Tax planning for cryptocurrency

  1. Gifting cryptocurrency under $16,000: Taxpayers can gift up to $16,000 USD in 2022 per person tax-free, without filing a gift tax return. This is known as the annual gift tax exclusion. This can help taxpayers take advantage of lower income tax rates in a taxpayers’ household to pay less tax overall. If taxpayers gift over this amount, provided they are under the lifetime gift tax exemption of $12.06 million in 2022 (increased each year for inflation), taxpayers won't need to pay gift tax. However, taxpayers will need to file a gift tax return, Form 709.
  2. Capital Gains Tax Free Allowance: If taxpayers earn less than $41,675 total income in 2022, including cryptocurrency income, they'll pay no capital gains tax on long-term gains.
  3. Long-term Capital Gains Tax Rate: If a taxpayer keeps cryptocurrency for more than a year, they'll pay a lower long-term capital gains tax rate of between 0% to 23.8% depending on how much they earn.
  4. Unrealized Losses and Wash Sales: Harvest (or sell) cryptocurrency with unrealized losses to offset capital gains. The wash sale rule prevents investors from selling a stock at a loss, then repurchasing a “substantially identical” asset in the 30 days before or after the sale. As of the date of this article, there is no cryptocurrency wash sale rule in place. Since the IRS considers digital currency to be property rather than a security, a taxpayer could technically sell cryptocurrency at a loss and repurchase the same cryptocurrency without having to observe any waiting period in-between, allowing a capital loss to be recognized.
  5. Donate cryptocurrency to a charity: Cryptocurrency donations are recognized as noncash contributions at fair value at the time of donation.
  6. Cost Basis Methods: The right accounting method is the one that enables a taxpayer to pay the least or the most accurate tax on their cryptocurrency.
  7. First In First Out (FIFO): the first asset bought is the first asset sold.
  8. Last In First Out (LIFO): the last asset bought is the first asset sold.
  9. Highest In First Out (HIFO): the most expensive asset bought is sold first.
  10. Specific Identification (Spec ID): pick the asset sold, provided it can be identified with records.

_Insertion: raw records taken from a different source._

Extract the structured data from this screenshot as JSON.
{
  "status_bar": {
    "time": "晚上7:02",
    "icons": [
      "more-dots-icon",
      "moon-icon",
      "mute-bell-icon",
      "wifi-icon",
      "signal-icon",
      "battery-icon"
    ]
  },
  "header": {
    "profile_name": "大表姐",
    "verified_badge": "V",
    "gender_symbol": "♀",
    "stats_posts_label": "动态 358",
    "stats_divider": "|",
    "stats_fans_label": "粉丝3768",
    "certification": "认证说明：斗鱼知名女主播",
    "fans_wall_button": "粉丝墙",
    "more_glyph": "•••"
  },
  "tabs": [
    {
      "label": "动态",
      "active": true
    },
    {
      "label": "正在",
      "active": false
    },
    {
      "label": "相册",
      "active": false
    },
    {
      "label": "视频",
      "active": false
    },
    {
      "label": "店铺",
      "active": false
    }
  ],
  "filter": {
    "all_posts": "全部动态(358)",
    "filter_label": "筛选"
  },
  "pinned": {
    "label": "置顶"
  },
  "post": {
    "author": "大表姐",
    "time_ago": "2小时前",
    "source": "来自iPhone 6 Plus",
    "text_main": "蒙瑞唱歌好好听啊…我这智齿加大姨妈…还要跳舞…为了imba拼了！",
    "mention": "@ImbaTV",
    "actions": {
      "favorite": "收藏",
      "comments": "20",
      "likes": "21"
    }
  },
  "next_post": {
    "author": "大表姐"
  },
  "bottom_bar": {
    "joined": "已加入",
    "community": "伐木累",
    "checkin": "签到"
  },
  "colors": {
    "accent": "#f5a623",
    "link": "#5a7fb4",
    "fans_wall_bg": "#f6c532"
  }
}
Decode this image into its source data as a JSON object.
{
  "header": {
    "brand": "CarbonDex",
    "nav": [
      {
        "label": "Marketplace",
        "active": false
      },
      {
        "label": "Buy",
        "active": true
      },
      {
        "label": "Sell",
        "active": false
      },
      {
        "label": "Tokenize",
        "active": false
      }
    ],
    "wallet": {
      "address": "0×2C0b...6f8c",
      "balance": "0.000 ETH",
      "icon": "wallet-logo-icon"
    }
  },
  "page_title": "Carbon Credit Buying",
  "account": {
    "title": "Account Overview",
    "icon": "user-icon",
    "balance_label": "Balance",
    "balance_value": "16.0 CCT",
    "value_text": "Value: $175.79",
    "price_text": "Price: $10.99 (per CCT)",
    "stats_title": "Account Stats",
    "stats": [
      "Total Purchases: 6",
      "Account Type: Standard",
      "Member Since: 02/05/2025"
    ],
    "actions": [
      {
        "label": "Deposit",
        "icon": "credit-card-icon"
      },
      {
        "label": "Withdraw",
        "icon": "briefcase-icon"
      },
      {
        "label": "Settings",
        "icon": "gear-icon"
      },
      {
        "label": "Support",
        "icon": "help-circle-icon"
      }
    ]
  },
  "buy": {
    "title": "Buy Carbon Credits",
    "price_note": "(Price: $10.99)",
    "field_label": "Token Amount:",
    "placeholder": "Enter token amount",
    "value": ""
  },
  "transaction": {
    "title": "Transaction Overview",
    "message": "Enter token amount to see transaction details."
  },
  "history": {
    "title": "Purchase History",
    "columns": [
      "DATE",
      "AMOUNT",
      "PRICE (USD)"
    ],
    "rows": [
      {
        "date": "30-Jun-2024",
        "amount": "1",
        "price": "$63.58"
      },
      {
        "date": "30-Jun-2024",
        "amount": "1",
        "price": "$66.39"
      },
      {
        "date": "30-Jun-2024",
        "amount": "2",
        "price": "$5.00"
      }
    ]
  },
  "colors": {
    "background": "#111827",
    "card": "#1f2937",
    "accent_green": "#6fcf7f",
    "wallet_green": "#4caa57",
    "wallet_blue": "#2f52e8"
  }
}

Keep records of cryptocurrency transactions

The IRS requires taxpayers to keep sufficient records to support positions taken on their tax return. As a minimum, the following records of cryptocurrency transactions should be kept:

  1. The date of transactions.
  2. The fair market value of cryptocurrency in USD the day it is acquired.
  3. The fair market value of cryptocurrency in USD the day it is disposed.
  4. The capital gain or loss made from each transaction.
  5. What the transaction was, and the parties involved.
  6. Receipts of purchase and sale.
  7. Records of transfers and transactions from all cryptocurrency wallets and exchanges.

Cryptocurrency is complex and ever-changing, and we have we have numerous tax professionals that are ready to help you navigate the tax rules. Please feel free to reach out to HHM CPAs should you need any assistance.